We're well into October now, which means chrysanthemums and pumpkins adorning yards and doorsteps... and not a few white muslin ghosts hanging from trees and lamp-posts and giant spiders, fake tombstones, and other scary appurtenances scattered about yards as Halloween approaches.
What is it about Halloween and the cult of spookiness? Is it the fun of getting a scare without really being…well, scared? We know that ghosts and witches and monsters aren’t really lurking around the corner, but sometimes it’s just fun to pretend that they might be…and Halloween is the time of year to indulge in that kind of fun.
But we aren’t the first to enjoy a good shiver and nervous glance over the shoulder. Our young ladies of the 19th century liked it just as well as we did. I rather think the vogue for ghost stories and other scary literature that first arose in the late 18th century and continued to blossom in the 19th is probably a direct result of the Enlightenment, that intellectual movement of the 18th century that, among other things, rang the death knell of common belief in things like witches and curses and other supernatural beliefs. People stopped believing that their horse had gone lame or their child taken ill because they had been “overlooked” by the old lady at the end of the lane with a wart on her nose and poor personal hygiene…but once the real fear of the supernatural waned, I think they also kind of missed the frisson of excitement that it lent to life.
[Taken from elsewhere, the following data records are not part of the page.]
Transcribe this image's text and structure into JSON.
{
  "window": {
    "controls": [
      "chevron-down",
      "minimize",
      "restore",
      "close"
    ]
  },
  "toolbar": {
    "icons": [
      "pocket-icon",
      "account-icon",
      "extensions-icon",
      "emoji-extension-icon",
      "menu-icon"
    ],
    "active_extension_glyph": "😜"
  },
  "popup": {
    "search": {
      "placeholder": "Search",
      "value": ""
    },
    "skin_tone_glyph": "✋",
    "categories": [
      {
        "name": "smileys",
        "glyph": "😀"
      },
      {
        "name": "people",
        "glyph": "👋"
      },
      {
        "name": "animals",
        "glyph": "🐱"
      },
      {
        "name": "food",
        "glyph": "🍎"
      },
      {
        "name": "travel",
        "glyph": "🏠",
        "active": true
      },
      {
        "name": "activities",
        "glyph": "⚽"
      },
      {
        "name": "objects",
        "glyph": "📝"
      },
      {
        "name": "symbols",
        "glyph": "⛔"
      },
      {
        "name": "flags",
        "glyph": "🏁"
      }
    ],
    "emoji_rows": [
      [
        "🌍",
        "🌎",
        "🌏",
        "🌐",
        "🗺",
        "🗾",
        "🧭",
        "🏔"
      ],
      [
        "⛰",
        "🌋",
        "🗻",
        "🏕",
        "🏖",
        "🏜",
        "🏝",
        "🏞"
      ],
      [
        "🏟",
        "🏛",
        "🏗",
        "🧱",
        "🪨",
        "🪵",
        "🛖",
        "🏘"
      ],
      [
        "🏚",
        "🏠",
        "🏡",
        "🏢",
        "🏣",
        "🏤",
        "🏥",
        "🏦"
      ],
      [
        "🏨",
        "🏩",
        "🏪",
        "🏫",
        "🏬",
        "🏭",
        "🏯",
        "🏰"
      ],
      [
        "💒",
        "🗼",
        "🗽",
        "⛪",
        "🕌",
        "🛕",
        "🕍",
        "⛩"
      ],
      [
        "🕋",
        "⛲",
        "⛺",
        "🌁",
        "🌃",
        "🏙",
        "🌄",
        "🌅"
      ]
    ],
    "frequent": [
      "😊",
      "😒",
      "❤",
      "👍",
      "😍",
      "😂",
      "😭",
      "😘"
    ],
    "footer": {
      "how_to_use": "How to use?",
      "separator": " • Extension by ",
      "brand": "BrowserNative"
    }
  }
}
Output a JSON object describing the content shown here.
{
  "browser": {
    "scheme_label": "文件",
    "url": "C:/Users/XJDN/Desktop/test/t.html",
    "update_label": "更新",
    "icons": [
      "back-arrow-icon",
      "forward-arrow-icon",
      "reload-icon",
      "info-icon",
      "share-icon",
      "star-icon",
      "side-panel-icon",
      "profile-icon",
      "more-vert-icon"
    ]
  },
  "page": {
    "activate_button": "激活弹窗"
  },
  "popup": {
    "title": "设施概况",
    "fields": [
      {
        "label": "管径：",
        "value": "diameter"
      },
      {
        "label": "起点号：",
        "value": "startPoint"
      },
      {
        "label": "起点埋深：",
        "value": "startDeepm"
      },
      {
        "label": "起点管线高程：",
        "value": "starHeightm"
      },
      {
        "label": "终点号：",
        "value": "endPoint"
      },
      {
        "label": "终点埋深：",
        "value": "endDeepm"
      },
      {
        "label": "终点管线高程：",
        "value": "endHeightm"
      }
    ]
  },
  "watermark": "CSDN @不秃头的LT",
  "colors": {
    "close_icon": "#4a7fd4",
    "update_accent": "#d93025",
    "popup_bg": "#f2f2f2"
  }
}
The frisson came back in 1764 when Horace Walpole published The Castle of Otranto, what's now known as the first Gothic novel...and for the next decades young ladies shivered over its haunted corridors, evil villains, and gigantic ghosts. I'll let Regina tell you more about the Gothic novel craze, and hope you'll come back from now through the end of the month as we look at 19th century Books that Go Bump in the Night!